### Aim of the task
Scan the entries below for the word "label" and copy every line in which it occurs.

### Records from a data collection
⟨

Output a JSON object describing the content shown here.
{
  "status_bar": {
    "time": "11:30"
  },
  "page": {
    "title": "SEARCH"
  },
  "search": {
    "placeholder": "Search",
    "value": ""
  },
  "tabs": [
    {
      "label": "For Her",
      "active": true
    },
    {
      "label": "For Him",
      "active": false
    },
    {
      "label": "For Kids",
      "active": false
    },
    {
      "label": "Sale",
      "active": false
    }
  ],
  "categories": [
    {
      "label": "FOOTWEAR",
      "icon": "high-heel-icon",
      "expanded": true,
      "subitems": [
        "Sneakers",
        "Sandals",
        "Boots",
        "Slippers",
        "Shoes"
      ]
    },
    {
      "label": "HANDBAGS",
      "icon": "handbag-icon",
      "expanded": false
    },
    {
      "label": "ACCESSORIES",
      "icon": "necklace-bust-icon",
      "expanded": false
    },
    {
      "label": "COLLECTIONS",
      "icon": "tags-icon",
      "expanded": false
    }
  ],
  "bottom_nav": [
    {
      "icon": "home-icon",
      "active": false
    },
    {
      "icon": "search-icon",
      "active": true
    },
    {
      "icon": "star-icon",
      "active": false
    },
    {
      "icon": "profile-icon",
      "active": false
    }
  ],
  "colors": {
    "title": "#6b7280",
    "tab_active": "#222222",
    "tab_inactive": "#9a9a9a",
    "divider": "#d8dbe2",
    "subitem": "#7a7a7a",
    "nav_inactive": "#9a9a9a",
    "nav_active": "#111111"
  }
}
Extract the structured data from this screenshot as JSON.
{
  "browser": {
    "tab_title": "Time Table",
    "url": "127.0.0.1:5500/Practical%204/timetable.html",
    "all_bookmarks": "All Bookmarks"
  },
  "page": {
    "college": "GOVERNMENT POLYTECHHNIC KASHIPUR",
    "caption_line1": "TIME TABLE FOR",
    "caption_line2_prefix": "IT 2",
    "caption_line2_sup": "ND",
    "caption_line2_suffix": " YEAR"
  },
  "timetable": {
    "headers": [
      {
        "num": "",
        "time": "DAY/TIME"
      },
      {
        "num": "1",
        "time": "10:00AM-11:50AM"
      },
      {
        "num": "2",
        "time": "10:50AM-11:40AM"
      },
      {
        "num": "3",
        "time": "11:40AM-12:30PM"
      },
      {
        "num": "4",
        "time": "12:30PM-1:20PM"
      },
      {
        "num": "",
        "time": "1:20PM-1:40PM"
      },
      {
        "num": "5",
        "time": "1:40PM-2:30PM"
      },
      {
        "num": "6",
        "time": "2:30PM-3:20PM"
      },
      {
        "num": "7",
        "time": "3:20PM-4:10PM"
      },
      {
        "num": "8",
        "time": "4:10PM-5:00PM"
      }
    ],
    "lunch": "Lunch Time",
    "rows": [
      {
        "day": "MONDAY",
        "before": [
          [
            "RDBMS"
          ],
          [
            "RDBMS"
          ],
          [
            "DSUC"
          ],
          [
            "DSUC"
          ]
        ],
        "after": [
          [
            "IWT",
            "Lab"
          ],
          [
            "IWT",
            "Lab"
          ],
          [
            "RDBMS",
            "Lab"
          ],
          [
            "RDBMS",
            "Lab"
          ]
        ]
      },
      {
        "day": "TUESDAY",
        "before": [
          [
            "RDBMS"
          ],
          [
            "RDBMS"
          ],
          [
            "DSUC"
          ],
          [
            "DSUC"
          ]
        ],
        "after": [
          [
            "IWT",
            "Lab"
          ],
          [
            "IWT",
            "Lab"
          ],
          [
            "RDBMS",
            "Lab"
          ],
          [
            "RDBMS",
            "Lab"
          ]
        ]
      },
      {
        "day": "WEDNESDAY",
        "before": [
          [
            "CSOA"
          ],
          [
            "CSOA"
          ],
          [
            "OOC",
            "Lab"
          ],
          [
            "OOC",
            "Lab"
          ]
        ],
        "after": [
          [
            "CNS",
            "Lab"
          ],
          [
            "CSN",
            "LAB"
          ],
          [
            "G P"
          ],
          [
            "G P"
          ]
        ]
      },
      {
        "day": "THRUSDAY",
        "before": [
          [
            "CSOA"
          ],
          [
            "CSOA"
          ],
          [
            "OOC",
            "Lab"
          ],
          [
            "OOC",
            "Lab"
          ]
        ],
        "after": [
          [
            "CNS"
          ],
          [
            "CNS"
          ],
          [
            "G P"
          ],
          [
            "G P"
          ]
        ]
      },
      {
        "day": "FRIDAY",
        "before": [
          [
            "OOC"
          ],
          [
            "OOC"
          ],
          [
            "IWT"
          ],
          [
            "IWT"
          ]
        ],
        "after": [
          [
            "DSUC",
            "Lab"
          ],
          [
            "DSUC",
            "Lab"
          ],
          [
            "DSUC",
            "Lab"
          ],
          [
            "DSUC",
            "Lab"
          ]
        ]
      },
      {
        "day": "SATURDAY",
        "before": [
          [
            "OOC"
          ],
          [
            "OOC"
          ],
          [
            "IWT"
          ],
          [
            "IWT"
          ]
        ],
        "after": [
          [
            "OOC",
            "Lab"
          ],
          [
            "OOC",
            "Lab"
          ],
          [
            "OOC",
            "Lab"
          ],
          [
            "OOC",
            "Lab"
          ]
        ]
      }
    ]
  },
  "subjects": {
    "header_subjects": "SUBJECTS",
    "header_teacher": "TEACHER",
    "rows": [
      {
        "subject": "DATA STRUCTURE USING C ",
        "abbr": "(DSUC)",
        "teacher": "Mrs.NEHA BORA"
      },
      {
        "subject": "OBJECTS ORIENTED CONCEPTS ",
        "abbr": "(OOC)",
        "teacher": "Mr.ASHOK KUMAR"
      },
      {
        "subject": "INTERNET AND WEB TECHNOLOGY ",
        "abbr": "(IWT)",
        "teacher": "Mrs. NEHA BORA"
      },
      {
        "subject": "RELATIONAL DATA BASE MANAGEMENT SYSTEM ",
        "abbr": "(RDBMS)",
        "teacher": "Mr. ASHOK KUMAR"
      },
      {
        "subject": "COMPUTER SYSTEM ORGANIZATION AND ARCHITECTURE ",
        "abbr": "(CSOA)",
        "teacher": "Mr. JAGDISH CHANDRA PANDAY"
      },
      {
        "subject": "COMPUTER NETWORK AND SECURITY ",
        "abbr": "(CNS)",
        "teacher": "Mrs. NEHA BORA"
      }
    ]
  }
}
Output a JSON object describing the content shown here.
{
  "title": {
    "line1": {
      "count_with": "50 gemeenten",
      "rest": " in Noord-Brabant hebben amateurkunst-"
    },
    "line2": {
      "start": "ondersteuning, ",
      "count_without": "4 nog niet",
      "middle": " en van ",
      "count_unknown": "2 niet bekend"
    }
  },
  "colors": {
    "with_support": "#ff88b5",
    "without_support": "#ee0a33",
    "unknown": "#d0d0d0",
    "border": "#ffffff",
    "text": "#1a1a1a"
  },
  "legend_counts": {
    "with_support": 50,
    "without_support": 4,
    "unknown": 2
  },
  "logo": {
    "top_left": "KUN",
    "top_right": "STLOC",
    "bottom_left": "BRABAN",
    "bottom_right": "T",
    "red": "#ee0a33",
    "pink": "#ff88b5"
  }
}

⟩

### Output of the exercise
      "label": "For Her",
      "label": "For Him",
      "label": "For Kids",
      "label": "Sale",
      "label": "FOOTWEAR",
      "label": "HANDBAGS",
      "label": "ACCESSORIES",
      "label": "COLLECTIONS",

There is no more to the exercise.